Other sources that were helpful include Paleo Leap and Green Chef.  Green Chef offers Paleo meal kit delivery for a pretty steep penny, but the first box is ~75% off and it can be fun to try new things. SL's good friends, doing their second Whole30, recommended Harney & Sons Hot Cinnamon Tea for a delicious sugar-free treat.  The SL tried one tea cache and ordered another box of Hot Cinnamon and several other flavors. Tea helps in the evenings when you're not quite hungry, but just want something... and a glass of wine is not an option. Also, making your coffee with a French press, and enjoying sparkling seltzer water helps to keep it interesting.

Results at Day 14:  
Chicken soup with carrots, celery,
onions, bone broth and mushrooms. 

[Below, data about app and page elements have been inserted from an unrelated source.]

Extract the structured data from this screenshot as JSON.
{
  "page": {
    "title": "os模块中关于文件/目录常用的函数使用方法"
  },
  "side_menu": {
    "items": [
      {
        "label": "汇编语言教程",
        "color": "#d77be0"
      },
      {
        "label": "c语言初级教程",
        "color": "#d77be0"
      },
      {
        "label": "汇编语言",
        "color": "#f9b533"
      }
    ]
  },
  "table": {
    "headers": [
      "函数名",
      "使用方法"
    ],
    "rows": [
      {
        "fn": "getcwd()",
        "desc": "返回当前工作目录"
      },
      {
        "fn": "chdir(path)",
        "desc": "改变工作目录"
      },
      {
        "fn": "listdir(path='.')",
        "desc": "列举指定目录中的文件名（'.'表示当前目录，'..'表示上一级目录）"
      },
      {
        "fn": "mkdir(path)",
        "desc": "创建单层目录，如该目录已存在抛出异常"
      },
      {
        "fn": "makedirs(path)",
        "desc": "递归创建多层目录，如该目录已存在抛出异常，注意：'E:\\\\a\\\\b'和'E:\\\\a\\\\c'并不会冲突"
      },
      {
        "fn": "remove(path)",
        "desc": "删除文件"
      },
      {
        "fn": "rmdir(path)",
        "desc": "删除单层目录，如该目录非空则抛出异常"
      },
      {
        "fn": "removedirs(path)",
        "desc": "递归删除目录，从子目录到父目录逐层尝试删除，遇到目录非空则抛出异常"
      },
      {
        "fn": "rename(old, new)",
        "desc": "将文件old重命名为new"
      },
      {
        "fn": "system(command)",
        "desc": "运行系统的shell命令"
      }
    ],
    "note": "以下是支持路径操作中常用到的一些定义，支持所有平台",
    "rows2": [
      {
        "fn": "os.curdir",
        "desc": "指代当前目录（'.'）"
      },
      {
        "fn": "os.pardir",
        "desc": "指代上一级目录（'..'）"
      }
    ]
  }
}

  • Sleep - sleep is about normal, perhaps on the best side of normal.
  • Digestion - Weird. The plumbing wasn't doing much for several days to a week. Middle of Week 2 was rough. Recently, it has started flowing again. We'll see if that helps with the program.
  • Cravings - not too bad. Mostly situational, such as when going out to dinner or happy hour, the SL really wanted a glass of wine, but alas, can't have it. Dark chocolate is sorely missed.  Pizza, pasta, etc. are not missed much.
  • Food - Paleo food is delicious, filling, nicely seasoned, satisfying. 
  • Metabolism and Energy - Sugar crashes are not as deep. The mid-afternoon slump doesn't feel as precipitous. Energy in the evenings after dinner seems better. Before, the SL just felt like a lazy lump, wanting to relax and watch TV. Now, after a brisk walk at night with the dog, energy is better for reading, cooking, yoga/stretching, chatting on the phone, etc.
  • Weight loss - At the end of Week 1, the SL weighed herself and found she had lost exactly zero pounds. This may have something to do with the digestive issues noted above. Now, the SL won't weigh herself again until Day 30, as per the Rules.
  • Future planning/logistics - During a normal week at home/work, Whole30 works pretty well. The SL's co-workers have made it a spectator sport to see what the SL has for lunch today - Hand rolls made with crab meat, avocado, vegetables and seaweed?  Mashed cauliflower with veal meat balls and tomato sauce?  Nom Nom's Cowboy Chili? They drool over it.  
  • Traveling, family events, trips, etc. would be much harder than a typical workweek. The SL and her husband were invited over to a friend's house for dinner and ended up bringing the dinner to stay on track at the end of Week 1. This program does require robust grocery shopping with a plan/list, and time to wash, peel, chop, roast and cook all that produce and meat. There is no winging it here!

Prime rib roast, seasoned and tied, ready
for the smoker/grill.
The success and value of Whole30 is still TBD, but so far, so good.

1 comment:

  1. Excited to hear about the 30 day results Tressa. Keep it up!!